The other major change is a subtle one but again, it makes a big difference to the ergonomics of the guitar. The pickup selector toggle switch has been relocated to a location down by the volume control, and oriented the right way up. On the original, it was near the treble side cutaway, and it was inverted compared to how we’d normally wire such a switch. The pickups are a pair of DiMarzios which are only available on this model. They’re somewhat similar to the Tone Zone and Air Norton, but not close enough that you could simply buy those two models and get the same sound. The bridge is a Floyd Rose-licensed model which is mounted flat to the body, which provides more stability when bending.

The Axis is a very lively guitar. There’s plenty of treble definition thanks to the combination of all that maple and the powerful bridge humbucker, but there’s also a lot of harmonic richness and dynamic range. If you’re a player who likes to play at ’10’ all the time you’ll miss a lot of the fusion-friendly subtlety that the Axis makes available.
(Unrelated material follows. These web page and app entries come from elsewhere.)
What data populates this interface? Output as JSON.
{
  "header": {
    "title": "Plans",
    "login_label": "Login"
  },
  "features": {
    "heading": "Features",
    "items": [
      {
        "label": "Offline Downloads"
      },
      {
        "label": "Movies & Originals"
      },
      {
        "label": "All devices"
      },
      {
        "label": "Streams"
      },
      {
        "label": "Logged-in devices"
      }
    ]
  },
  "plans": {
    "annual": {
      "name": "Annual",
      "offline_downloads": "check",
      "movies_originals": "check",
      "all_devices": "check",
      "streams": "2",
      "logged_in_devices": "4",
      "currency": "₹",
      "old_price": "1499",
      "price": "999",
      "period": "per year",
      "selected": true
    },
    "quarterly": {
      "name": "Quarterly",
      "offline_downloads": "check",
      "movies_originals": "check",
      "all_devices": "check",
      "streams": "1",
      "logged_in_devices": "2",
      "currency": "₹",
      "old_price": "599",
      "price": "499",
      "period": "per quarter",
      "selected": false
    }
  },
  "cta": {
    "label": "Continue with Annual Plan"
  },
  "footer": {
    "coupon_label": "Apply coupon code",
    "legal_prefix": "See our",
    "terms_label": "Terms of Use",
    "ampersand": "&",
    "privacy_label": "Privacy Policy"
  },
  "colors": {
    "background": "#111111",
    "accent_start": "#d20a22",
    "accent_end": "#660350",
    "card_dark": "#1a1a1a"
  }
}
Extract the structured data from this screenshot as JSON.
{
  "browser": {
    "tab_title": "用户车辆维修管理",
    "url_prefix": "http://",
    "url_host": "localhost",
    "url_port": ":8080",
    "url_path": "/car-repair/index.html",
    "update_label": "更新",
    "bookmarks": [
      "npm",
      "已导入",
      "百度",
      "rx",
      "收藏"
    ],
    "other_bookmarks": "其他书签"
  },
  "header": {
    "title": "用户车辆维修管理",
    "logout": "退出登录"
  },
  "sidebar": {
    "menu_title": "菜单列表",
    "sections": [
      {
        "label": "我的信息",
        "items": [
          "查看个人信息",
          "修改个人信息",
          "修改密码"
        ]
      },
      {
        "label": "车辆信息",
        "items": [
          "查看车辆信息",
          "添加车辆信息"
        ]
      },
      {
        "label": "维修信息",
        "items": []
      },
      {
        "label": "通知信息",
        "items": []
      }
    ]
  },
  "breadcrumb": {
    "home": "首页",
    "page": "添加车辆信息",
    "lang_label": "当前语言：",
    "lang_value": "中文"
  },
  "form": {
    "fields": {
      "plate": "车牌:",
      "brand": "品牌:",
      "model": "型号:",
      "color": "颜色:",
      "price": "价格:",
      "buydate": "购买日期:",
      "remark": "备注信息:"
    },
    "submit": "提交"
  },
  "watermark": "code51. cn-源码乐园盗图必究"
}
It’s especially suited for high-gain hard rock, but there’s a an addictively toothy responsiveness to lower-gain crunch settings too. And the neck pickup is a real gem. It has a very rounded, deep tone which is almost like an oboe – if an oboe had a whammy bar. It tracks extremely well for high-speed licks but it also really appreciates it when you hang onto a note and squeeze the bejesus out of it. In fact, although it has a hard rock heritage, this is a killer axe for blues rock of the Gary Moore variety too, provided you get along with Floyd Roses.

The Axis is one of Music Man’s true legendary guitars, and it’s nudging ever closer to its 20th anniversary as its own instrument. It’s a very versatile axe with impeccable build quality and a tone all its own. Sure, the slightly undersized body and headstock might make you look like a giant when you pick one up, but hey, if that’s the only downside, I think we’re looking at a classic.